**TASK:** Your task is to copy all of the entries exactly as they are given.

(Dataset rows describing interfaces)

-- Opening Marker --

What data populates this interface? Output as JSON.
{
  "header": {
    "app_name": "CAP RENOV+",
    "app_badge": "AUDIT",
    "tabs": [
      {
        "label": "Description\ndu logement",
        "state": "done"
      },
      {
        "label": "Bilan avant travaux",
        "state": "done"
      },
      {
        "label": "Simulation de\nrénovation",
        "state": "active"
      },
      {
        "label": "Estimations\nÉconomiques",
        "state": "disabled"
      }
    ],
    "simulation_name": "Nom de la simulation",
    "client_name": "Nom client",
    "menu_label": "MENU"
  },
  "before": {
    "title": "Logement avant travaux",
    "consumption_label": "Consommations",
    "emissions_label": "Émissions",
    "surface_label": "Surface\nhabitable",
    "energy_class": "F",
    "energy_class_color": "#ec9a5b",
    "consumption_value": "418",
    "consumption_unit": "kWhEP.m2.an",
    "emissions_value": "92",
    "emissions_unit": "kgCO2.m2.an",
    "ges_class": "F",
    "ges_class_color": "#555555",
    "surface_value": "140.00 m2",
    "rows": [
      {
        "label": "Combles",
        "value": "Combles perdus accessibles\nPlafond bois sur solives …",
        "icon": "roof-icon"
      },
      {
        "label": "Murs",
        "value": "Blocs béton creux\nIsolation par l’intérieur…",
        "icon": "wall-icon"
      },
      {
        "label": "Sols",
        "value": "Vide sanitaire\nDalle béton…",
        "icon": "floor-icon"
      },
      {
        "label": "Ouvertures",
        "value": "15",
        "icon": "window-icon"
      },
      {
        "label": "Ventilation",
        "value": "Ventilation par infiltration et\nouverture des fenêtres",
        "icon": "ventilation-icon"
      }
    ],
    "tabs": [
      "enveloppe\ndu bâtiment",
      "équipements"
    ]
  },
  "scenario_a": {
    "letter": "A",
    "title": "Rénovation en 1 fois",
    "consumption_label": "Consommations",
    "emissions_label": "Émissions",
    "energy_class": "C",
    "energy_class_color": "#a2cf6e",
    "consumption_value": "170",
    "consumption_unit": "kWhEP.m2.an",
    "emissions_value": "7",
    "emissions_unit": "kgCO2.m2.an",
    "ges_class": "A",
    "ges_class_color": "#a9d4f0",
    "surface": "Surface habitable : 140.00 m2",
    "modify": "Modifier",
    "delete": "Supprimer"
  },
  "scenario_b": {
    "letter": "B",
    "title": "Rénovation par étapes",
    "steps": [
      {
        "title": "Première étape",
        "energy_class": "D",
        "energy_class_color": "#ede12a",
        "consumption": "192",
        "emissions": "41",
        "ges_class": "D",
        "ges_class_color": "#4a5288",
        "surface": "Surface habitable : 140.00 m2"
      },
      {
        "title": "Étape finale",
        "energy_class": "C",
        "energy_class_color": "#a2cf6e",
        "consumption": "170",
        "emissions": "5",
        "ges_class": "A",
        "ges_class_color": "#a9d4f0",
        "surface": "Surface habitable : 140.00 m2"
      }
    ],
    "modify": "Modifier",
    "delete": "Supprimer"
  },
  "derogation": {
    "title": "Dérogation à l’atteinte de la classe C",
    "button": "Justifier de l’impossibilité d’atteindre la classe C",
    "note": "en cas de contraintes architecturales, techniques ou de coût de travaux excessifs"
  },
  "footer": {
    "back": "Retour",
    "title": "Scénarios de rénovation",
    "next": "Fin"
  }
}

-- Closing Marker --

**SOLUTION TO THE PROBLEM:**
What data populates this interface? Output as JSON.
{
  "header": {
    "app_name": "CAP RENOV+",
    "app_badge": "AUDIT",
    "tabs": [
      {
        "label": "Description\ndu logement",
        "state": "done"
      },
      {
        "label": "Bilan avant travaux",
        "state": "done"
      },
      {
        "label": "Simulation de\nrénovation",
        "state": "active"
      },
      {
        "label": "Estimations\nÉconomiques",
        "state": "disabled"
      }
    ],
    "simulation_name": "Nom de la simulation",
    "client_name": "Nom client",
    "menu_label": "MENU"
  },
  "before": {
    "title": "Logement avant travaux",
    "consumption_label": "Consommations",
    "emissions_label": "Émissions",
    "surface_label": "Surface\nhabitable",
    "energy_class": "F",
    "energy_class_color": "#ec9a5b",
    "consumption_value": "418",
    "consumption_unit": "kWhEP.m2.an",
    "emissions_value": "92",
    "emissions_unit": "kgCO2.m2.an",
    "ges_class": "F",
    "ges_class_color": "#555555",
    "surface_value": "140.00 m2",
    "rows": [
      {
        "label": "Combles",
        "value": "Combles perdus accessibles\nPlafond bois sur solives …",
        "icon": "roof-icon"
      },
      {
        "label": "Murs",
        "value": "Blocs béton creux\nIsolation par l’intérieur…",
        "icon": "wall-icon"
      },
      {
        "label": "Sols",
        "value": "Vide sanitaire\nDalle béton…",
        "icon": "floor-icon"
      },
      {
        "label": "Ouvertures",
        "value": "15",
        "icon": "window-icon"
      },
      {
        "label": "Ventilation",
        "value": "Ventilation par infiltration et\nouverture des fenêtres",
        "icon": "ventilation-icon"
      }
    ],
    "tabs": [
      "enveloppe\ndu bâtiment",
      "équipements"
    ]
  },
  "scenario_a": {
    "letter": "A",
    "title": "Rénovation en 1 fois",
    "consumption_label": "Consommations",
    "emissions_label": "Émissions",
    "energy_class": "C",
    "energy_class_color": "#a2cf6e",
    "consumption_value": "170",
    "consumption_unit": "kWhEP.m2.an",
    "emissions_value": "7",
    "emissions_unit": "kgCO2.m2.an",
    "ges_class": "A",
    "ges_class_color": "#a9d4f0",
    "surface": "Surface habitable : 140.00 m2",
    "modify": "Modifier",
    "delete": "Supprimer"
  },
  "scenario_b": {
    "letter": "B",
    "title": "Rénovation par étapes",
    "steps": [
      {
        "title": "Première étape",
        "energy_class": "D",
        "energy_class_color": "#ede12a",
        "consumption": "192",
        "emissions": "41",
        "ges_class": "D",
        "ges_class_color": "#4a5288",
        "surface": "Surface habitable : 140.00 m2"
      },
      {
        "title": "Étape finale",
        "energy_class": "C",
        "energy_class_color": "#a2cf6e",
        "consumption": "170",
        "emissions": "5",
        "ges_class": "A",
        "ges_class_color": "#a9d4f0",
        "surface": "Surface habitable : 140.00 m2"
      }
    ],
    "modify": "Modifier",
    "delete": "Supprimer"
  },
  "derogation": {
    "title": "Dérogation à l’atteinte de la classe C",
    "button": "Justifier de l’impossibilité d’atteindre la classe C",
    "note": "en cas de contraintes architecturales, techniques ou de coût de travaux excessifs"
  },
  "footer": {
    "back": "Retour",
    "title": "Scénarios de rénovation",
    "next": "Fin"
  }
}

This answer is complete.